--- DATA FOR ANALYSIS Enclosed Below ---
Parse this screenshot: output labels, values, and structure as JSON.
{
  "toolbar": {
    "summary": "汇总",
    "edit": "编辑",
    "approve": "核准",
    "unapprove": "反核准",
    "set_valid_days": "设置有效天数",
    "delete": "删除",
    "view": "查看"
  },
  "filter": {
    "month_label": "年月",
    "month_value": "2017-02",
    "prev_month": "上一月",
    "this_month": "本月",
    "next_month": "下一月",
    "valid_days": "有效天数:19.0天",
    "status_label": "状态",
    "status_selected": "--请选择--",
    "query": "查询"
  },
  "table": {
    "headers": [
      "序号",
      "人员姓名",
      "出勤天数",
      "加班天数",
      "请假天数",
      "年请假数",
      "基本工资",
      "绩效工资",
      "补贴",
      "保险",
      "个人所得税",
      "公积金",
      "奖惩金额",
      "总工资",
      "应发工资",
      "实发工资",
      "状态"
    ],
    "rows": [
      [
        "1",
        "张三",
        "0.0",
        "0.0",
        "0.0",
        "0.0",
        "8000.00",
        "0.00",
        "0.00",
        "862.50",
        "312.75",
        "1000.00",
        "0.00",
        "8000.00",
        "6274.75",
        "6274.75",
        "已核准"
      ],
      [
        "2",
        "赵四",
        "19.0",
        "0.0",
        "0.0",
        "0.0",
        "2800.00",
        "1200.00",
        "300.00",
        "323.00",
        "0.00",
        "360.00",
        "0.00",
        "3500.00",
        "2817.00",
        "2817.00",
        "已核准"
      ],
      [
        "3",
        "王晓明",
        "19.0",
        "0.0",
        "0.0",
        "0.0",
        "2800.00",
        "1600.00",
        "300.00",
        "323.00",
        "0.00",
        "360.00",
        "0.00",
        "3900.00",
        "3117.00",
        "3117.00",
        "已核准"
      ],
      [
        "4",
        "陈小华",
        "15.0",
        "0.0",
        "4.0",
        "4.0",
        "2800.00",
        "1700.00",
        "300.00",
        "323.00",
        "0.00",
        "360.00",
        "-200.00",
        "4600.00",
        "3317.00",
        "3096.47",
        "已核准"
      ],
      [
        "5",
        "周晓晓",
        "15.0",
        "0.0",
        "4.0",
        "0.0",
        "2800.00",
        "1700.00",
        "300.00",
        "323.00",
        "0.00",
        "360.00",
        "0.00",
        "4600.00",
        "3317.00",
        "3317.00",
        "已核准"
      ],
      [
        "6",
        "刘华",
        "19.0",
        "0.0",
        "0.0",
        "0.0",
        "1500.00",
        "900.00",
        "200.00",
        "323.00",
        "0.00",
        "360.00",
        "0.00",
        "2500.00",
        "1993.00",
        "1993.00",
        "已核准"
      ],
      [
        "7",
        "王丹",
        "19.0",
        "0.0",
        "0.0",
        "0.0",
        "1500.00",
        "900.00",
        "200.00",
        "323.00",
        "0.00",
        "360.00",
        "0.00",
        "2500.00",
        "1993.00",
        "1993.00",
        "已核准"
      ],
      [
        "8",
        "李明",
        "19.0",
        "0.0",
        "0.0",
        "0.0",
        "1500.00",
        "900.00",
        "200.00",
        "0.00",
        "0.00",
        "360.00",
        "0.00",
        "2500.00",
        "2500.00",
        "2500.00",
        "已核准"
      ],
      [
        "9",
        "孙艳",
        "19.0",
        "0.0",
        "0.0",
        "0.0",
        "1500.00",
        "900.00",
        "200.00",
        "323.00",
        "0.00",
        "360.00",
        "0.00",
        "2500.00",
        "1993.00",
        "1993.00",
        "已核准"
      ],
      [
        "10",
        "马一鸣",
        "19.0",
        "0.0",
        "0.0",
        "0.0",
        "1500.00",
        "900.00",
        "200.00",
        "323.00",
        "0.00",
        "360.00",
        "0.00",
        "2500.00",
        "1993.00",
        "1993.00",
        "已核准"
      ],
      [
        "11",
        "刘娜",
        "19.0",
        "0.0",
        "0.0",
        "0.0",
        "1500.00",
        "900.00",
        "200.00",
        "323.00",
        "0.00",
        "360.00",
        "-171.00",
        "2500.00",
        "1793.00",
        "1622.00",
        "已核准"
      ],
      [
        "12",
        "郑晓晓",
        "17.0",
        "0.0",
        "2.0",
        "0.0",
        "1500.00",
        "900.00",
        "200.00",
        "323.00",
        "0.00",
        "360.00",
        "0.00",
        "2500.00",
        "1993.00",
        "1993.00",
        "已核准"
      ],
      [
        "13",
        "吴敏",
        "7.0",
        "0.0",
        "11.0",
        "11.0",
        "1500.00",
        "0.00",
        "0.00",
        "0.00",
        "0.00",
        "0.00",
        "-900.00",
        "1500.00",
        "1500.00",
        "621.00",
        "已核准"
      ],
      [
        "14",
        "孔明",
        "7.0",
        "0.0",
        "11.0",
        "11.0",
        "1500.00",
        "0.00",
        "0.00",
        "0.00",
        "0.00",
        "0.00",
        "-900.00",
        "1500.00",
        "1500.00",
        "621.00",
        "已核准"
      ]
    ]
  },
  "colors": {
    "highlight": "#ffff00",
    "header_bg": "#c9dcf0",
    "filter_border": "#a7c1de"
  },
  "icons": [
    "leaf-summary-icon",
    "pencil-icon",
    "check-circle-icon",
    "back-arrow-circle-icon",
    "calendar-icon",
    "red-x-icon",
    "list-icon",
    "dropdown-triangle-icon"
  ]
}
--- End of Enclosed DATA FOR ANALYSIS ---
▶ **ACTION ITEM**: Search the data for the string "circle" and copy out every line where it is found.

▶ **EXERCISE RESPONSE**:
    "check-circle-icon",
    "back-arrow-circle-icon",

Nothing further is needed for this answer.